Picture a tiny town set along a creek in West Virginia. A mountain rises from the town's eastern edge, overlooking the 1,400 people living below. Then, July comes — and 50,000 people arrive on that mountain for the National Scout Jamboree.
The town is called Mount Hope. I've heard some call it "Mount Hopeless." The town went through the long, downward slump from the boom days of deep-mine coal, when it was a grand, small-town capital of coal mining.
As an icon of the American conservative movement in the 1980s, it would have been difficult to find a more unlikely figure than Britain's Margaret Thatcher, who died Monday following a stroke.
Thatcher became prime minister in 1979, a full year and a half before Ronald Reagan became president. She hailed from a country seen as a hopeless bastion of socialism by conservatives, many of whom, like Reagan himself, were strongly invested in the idea of American exceptionalism.
I'm Michel Martin and this is TELL ME MORE from NPR News. We've been talking a lot about college readiness on this program. Often the focus is kids from tough backgrounds. Now, though, we're hearing that even some high achieving college students just aren't college ready. We'll talk about why that might be later in the program.
I'm Michel Martin and this is TELL ME MORE from NPR News. It's that time of year. Students are hearing back from college admissions offices and competition being what it is these days, we know a lot of people are going to be unhappy, so we've called a psychotherapist to ask how to help students cope with that inevitable - for most of us, anyway - rejection letter.
Most colleges and universities recently let anxious students know who is getting in --and who is not-- for the next academic year. And many applicants are dealing with rejection from their dream school.
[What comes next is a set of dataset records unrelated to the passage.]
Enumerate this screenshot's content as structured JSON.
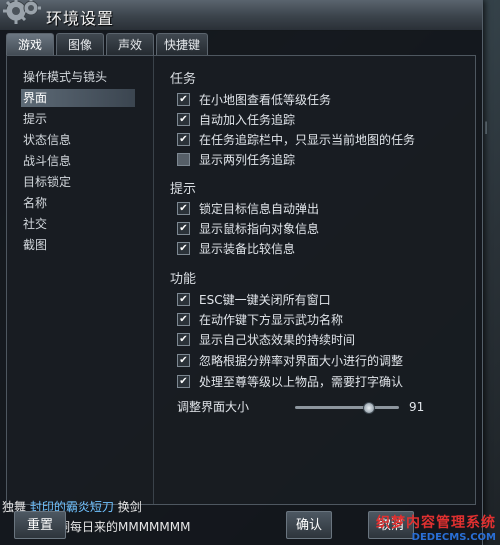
{
  "window": {
    "title": "环境设置"
  },
  "tabs": [
    {
      "label": "游戏",
      "active": true
    },
    {
      "label": "图像",
      "active": false
    },
    {
      "label": "声效",
      "active": false
    },
    {
      "label": "快捷键",
      "active": false
    }
  ],
  "nav": [
    {
      "label": "操作模式与镜头",
      "selected": false
    },
    {
      "label": "界面",
      "selected": true
    },
    {
      "label": "提示",
      "selected": false
    },
    {
      "label": "状态信息",
      "selected": false
    },
    {
      "label": "战斗信息",
      "selected": false
    },
    {
      "label": "目标锁定",
      "selected": false
    },
    {
      "label": "名称",
      "selected": false
    },
    {
      "label": "社交",
      "selected": false
    },
    {
      "label": "截图",
      "selected": false
    }
  ],
  "sections": {
    "task": {
      "title": "任务",
      "options": [
        {
          "label": "在小地图查看低等级任务",
          "checked": true
        },
        {
          "label": "自动加入任务追踪",
          "checked": true
        },
        {
          "label": "在任务追踪栏中，只显示当前地图的任务",
          "checked": true
        },
        {
          "label": "显示两列任务追踪",
          "checked": false
        }
      ]
    },
    "hint": {
      "title": "提示",
      "options": [
        {
          "label": "锁定目标信息自动弹出",
          "checked": true
        },
        {
          "label": "显示鼠标指向对象信息",
          "checked": true
        },
        {
          "label": "显示装备比较信息",
          "checked": true
        }
      ]
    },
    "function": {
      "title": "功能",
      "options": [
        {
          "label": "ESC键一键关闭所有窗口",
          "checked": true
        },
        {
          "label": "在动作键下方显示武功名称",
          "checked": true
        },
        {
          "label": "显示自己状态效果的持续时间",
          "checked": true
        },
        {
          "label": "忽略根据分辨率对界面大小进行的调整",
          "checked": true
        },
        {
          "label": "处理至尊等级以上物品，需要打字确认",
          "checked": true
        }
      ],
      "slider": {
        "label": "调整界面大小",
        "value": "91"
      }
    }
  },
  "buttons": {
    "reset": "重置",
    "confirm": "确认",
    "cancel": "取消"
  },
  "background_chat": {
    "line1_prefix": "独舞",
    "line1_link": "封印的霸炎短刀",
    "line1_suffix": "换剑",
    "line2": "洞每日来的MMMMMMM"
  },
  "watermark": {
    "line1": "织梦内容管理系统",
    "line2": "DEDECMS.COM"
  }
}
Host Michel Martin talks with psychotherapist Diane Barth about what students are going through, and how parents can help them move on.
Rutgers University says it plans to have an "independent adviser ... conduct a review of the circumstances surrounding the men's basketball program as well as the procedures used to investigate allegations related to former head coach Mike Rice."
Osama bin Laden's son-in-law and former al-Qaida spokesman Sulaiman Abu Ghaith is expected to appear in a New York courtroom Monday afternoon.
Abu Ghaith was captured by U.S. officials in February, and his arrest is considered important not just because he was so close to bin Laden, but also because the Obama administration has decided to try him in a federal court instead of using a military commission at Guantanamo Bay, Cuba.
After a dozen years at war, an estimated 2 million active-duty service members will have returned home by the end of 2013. Some reintegrate without much struggle, but for others it's not so easy. The psychological wounds of war can sometimes prove to be just as fatal as the physical ones.
For injured veterans such as Tomas Young, life is a daily struggle. But this Iraq War veteran, who says his physical and emotional pain is unbearable, has decided to end his life.